Start up the Daytona 392, and it takes you back to a time where bigger meant better. Interestingly, the reality is the Daytona is not at the top of the Charger family when it comes to power; that award goes to the SRT Hellcat that reaches unheard-of dimensions with 707 hp and 650 lb.-ft. of torque.

However, there's no need to fret over only having 485 hp—that's more than enough machismo to get around. It's a car that's meant to have fun in, so rev that engine and soak in the stares from on-lookers that are bewildered by its perfection: a roaring engine and bright yellow colour.

Once at cruising speed, the 392 settles into a more routine drive with seamless gear shifts. Bumps are felt along the way, but the Charger surprisingly absorbs many of them thanks to its suspension. A little trouble might occur on tight turns, as the Charger's body roll comes into play, but that's expected from a beast that has a curb weight close to the 2000-kg mark.

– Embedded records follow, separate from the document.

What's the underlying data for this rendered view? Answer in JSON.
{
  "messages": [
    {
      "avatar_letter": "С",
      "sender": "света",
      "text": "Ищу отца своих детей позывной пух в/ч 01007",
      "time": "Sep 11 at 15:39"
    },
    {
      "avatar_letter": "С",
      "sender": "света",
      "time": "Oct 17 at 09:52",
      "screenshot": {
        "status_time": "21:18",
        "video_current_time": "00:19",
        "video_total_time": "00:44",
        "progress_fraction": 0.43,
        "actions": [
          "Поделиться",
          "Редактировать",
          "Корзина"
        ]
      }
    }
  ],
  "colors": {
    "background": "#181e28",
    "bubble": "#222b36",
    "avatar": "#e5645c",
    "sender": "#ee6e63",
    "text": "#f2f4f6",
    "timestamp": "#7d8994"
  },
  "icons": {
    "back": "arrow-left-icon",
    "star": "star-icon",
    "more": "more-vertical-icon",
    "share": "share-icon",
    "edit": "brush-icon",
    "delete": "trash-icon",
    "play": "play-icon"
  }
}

You don't buy this car for its fuel economy, but Dodge uses cylinder deactivation for it to achieve respectable ratings of 15.6 L/100 km in the city and 9.6 L/100 km on the highway. However, good luck in achieving that as the Daytona 392's more exciting technology comes in the form of a Super Track Pak with launch control. Place it into Sport mode, find a safe and legal environment, and have at it. You won't regret it!

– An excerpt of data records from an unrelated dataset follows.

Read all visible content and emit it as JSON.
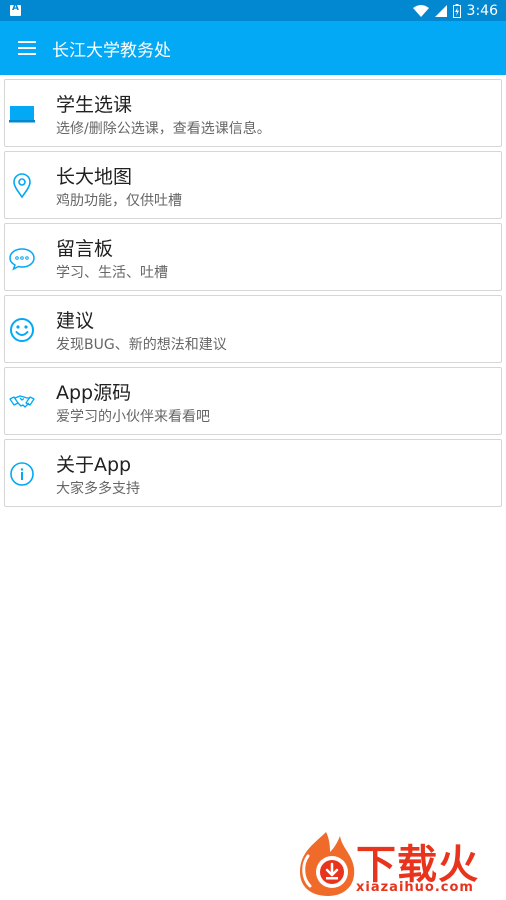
{
  "status_bar": {
    "time": "3:46",
    "icons": [
      "notification-a-icon",
      "wifi-icon",
      "signal-icon",
      "battery-charging-icon"
    ]
  },
  "app_bar": {
    "title": "长江大学教务处",
    "menu_icon": "menu-icon"
  },
  "menu_items": [
    {
      "title": "学生选课",
      "subtitle": "选修/删除公选课，查看选课信息。",
      "icon": "laptop-icon"
    },
    {
      "title": "长大地图",
      "subtitle": "鸡肋功能，仅供吐槽",
      "icon": "location-pin-icon"
    },
    {
      "title": "留言板",
      "subtitle": "学习、生活、吐槽",
      "icon": "chat-bubble-icon"
    },
    {
      "title": "建议",
      "subtitle": "发现BUG、新的想法和建议",
      "icon": "smiley-icon"
    },
    {
      "title": "App源码",
      "subtitle": "爱学习的小伙伴来看看吧",
      "icon": "handshake-icon"
    },
    {
      "title": "关于App",
      "subtitle": "大家多多支持",
      "icon": "info-icon"
    }
  ],
  "watermark": {
    "text": "下载火",
    "domain": "xiazaihuo.com"
  },
  "colors": {
    "status_bar": "#0288d1",
    "app_bar": "#03a9f4",
    "accent": "#03a9f4",
    "watermark": "#e8341c"
  }
}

Photo: David Miller

Verdict

The 2017 Dodge Charger Daytona 392 is a throwback to the good ol' days—it's large, in charge and doesn't care about what anyone thinks. It's simply ready for action, and at a price tag starting at $57,195 ($46,695 for the regular Daytona), it's hard to find a better bundle that offers you a large and muscular sedan with 485 horsepower.

Sure, the styling is gimmicky with plenty of badging, but that's the true joy of it. With so many new SUVs and hybrids out there, this Daytona 392, and the whole Charger series is a rare breed and refreshing to see. If you're into muscle cars, maybe the time is now, before they go the way of the dinosaurs.

Share on Facebook

More on the subject

First DrivesFirst Drive: 2015 Dodge Charger SRT Hellcat
I felt like a scene from ‘The Matrix’ was playing out in my head as I stepped out the front door. The Morpheus side of my brain was offering the Neo side a choice, only instead of a blue pill or a red pill it was a black key or …
Test Drives2017 Dodge Challenger R/T: Keeping it Old School
In a world of sleek silhouettes and modern curved vehicles, a drive-by of an old-school muscle car still makes an impression. For some, it's the boisterous engine thrust; for others, it's the crackle of its exhaust; and then there's its aggressive and imposing looks. In most cases, it's a sum …
Comments